As is typical in music theory, one often has to use labels and terms for chords for two different purposes: (1) to describe the actual collection of pitches present in a chord, and (2) to describe the "function" of the chord (usually where it resolves, how it fits into the local scale and local progressions, etc.).
From the first perspective, a secondary dominant can sometimes refer to any chord that one could slap a Roman numeral label of V/V or V7/vi or whatever on. In C major, those example chords would have the notes D-F#-A and E-G#-B-D respectively. Naively, one could just place such labels on all such collections of pitches, without regard to where the chords come from or go.

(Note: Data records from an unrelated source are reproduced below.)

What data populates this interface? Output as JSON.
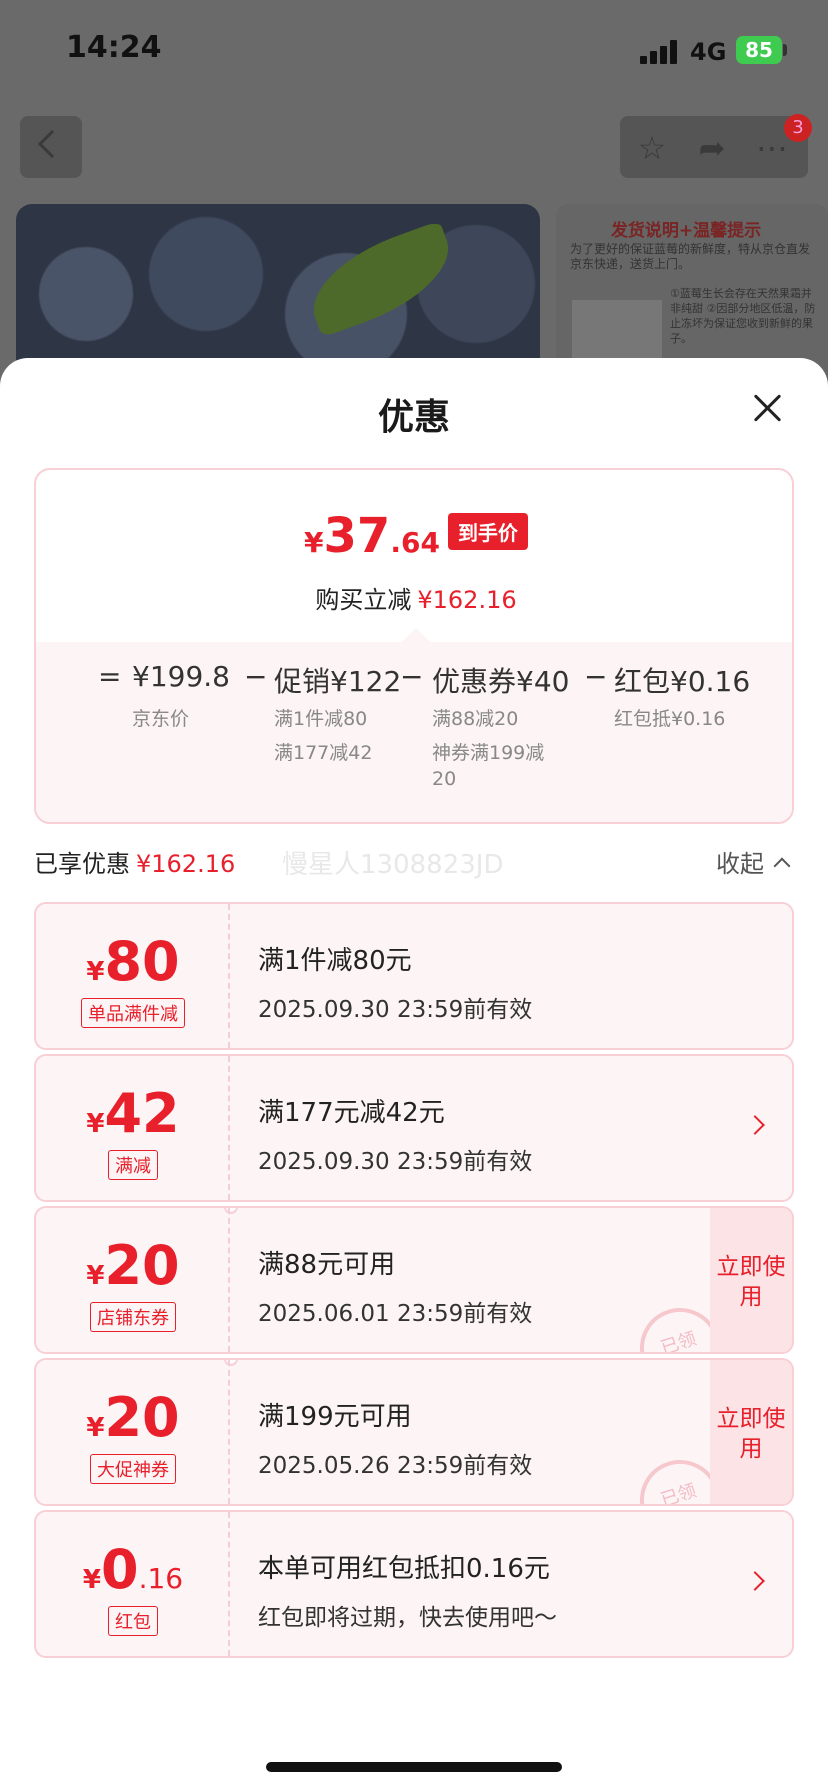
{
  "status_bar": {
    "time": "14:24",
    "network": "4G",
    "battery": "85"
  },
  "nav": {
    "badge_count": "3"
  },
  "notice": {
    "title": "发货说明+温馨提示",
    "text": "为了更好的保证蓝莓的新鲜度，特从京仓直发京东快递，送货上门。",
    "side": "①蓝莓生长会存在天然果霜并非纯甜 ②因部分地区低温，防止冻坏为保证您收到新鲜的果子。"
  },
  "sheet": {
    "title": "优惠"
  },
  "summary": {
    "price_symbol": "¥",
    "price_int": "37",
    "price_dec": ".64",
    "price_tag": "到手价",
    "save_label": "购买立减",
    "save_amount": "¥162.16",
    "formula": {
      "equals": "=",
      "jd_price": "¥199.8",
      "jd_price_label": "京东价",
      "minus1": "−",
      "promo": "促销¥122",
      "promo_sub1": "满1件减80",
      "promo_sub2": "满177减42",
      "minus2": "−",
      "coupon": "优惠券¥40",
      "coupon_sub1": "满88减20",
      "coupon_sub2a": "神券满199减",
      "coupon_sub2b": "20",
      "minus3": "−",
      "redpacket": "红包¥0.16",
      "redpacket_sub": "红包抵¥0.16"
    }
  },
  "enjoyed": {
    "label": "已享优惠",
    "amount": "¥162.16",
    "watermark": "慢星人1308823JD",
    "collapse": "收起"
  },
  "coupons": [
    {
      "symbol": "¥",
      "amount": "80",
      "decimal": "",
      "tag": "单品满件减",
      "line1": "满1件减80元",
      "line2": "2025.09.30 23:59前有效"
    },
    {
      "symbol": "¥",
      "amount": "42",
      "decimal": "",
      "tag": "满减",
      "line1": "满177元减42元",
      "line2": "2025.09.30 23:59前有效"
    },
    {
      "symbol": "¥",
      "amount": "20",
      "decimal": "",
      "tag": "店铺东券",
      "line1": "满88元可用",
      "line2": "2025.06.01 23:59前有效",
      "action": "立即使用",
      "stamp": "已领"
    },
    {
      "symbol": "¥",
      "amount": "20",
      "decimal": "",
      "tag": "大促神券",
      "line1": "满199元可用",
      "line2": "2025.05.26 23:59前有效",
      "action": "立即使用",
      "stamp": "已领"
    },
    {
      "symbol": "¥",
      "amount": "0",
      "decimal": ".16",
      "tag": "红包",
      "line1": "本单可用红包抵扣0.16元",
      "line2": "红包即将过期，快去使用吧～"
    }
  ],
  "colors": {
    "accent": "#e8202b",
    "border": "#f8cfd5",
    "card_bg": "#fdf4f5"
  }
}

But Roman numerals and terms like "secondary dominant" are not only about labeling a collection of pitches. They also tend to assume something about a chord's function. Most analysts will try to use "secondary dominant" in an application where it makes sense, i.e., a context where it "does what dominant chords do."
And dominant chords can do a lot of things. They most frequently resolve to tonic. But they can also occasionally do other things, like deceptive cadence progressions (V-vi or V-VI in minor). Richard's answer shows an example of a secondary dominant doing that. It still makes sense to call the chord a "secondary dominant," as it's doing something that normal dominant chords frequently do within their own key. Even less frequently, dominant chords resolve other places, like IV6 (particularly if the dominant chord is inverted). And, as Richard notes, sometimes the secondary dominant relates mostly backwards to a "secondary tonic" that comes before it, but then the resolution of the secondary dominant is non-standard.
Basically, as long as a secondary dominant chord is doing something reasonably like what a "dominant chord" would do within the secondary key, it makes sense to call it and label it a secondary dominant. But what if it doesn't? What if the E-G#-B-D chord above didn't resolve normally at all in the secondary key of A minor, but instead resolved with the outer tones moving outward to Eb-Ab-C-Eb, and then further that chord moved to Eb-G-Bb-Eb. Well, then the E-G#-B-D isn't a secondary dominant in A minor at all, but rather a weirdly spelled augmented sixth chord in A-flat major, and from a functional standpoint, you should call the E-G#-B-D chord that instead.
In some cases, you might even have a dual-function chord. If in the previous example, there was an A minor chord right before the E7, which then modulated to A-flat major, the E7 chord could be a "secondary dominant" that relates backwards to the A minor and sounds right within that local key. But going forward, it's a pivot chord that begins to function as an augmented-sixth chord in its resolution.
And if the E-G#-B-D chord appears out of the blue in a C major piece and then does something even weirder that doesn't tend to happen normally in any key (e.g., say it resolves to a D-flat major chord), then it might not make much sense to put any tonal label on it. The term "secondary dominant" implies at least some sense of tonal function when using the word "dominant." If the chord just skips to a random other chord, you just have a weird chain of chords that can't be explained using normal tonal syntax or terminology.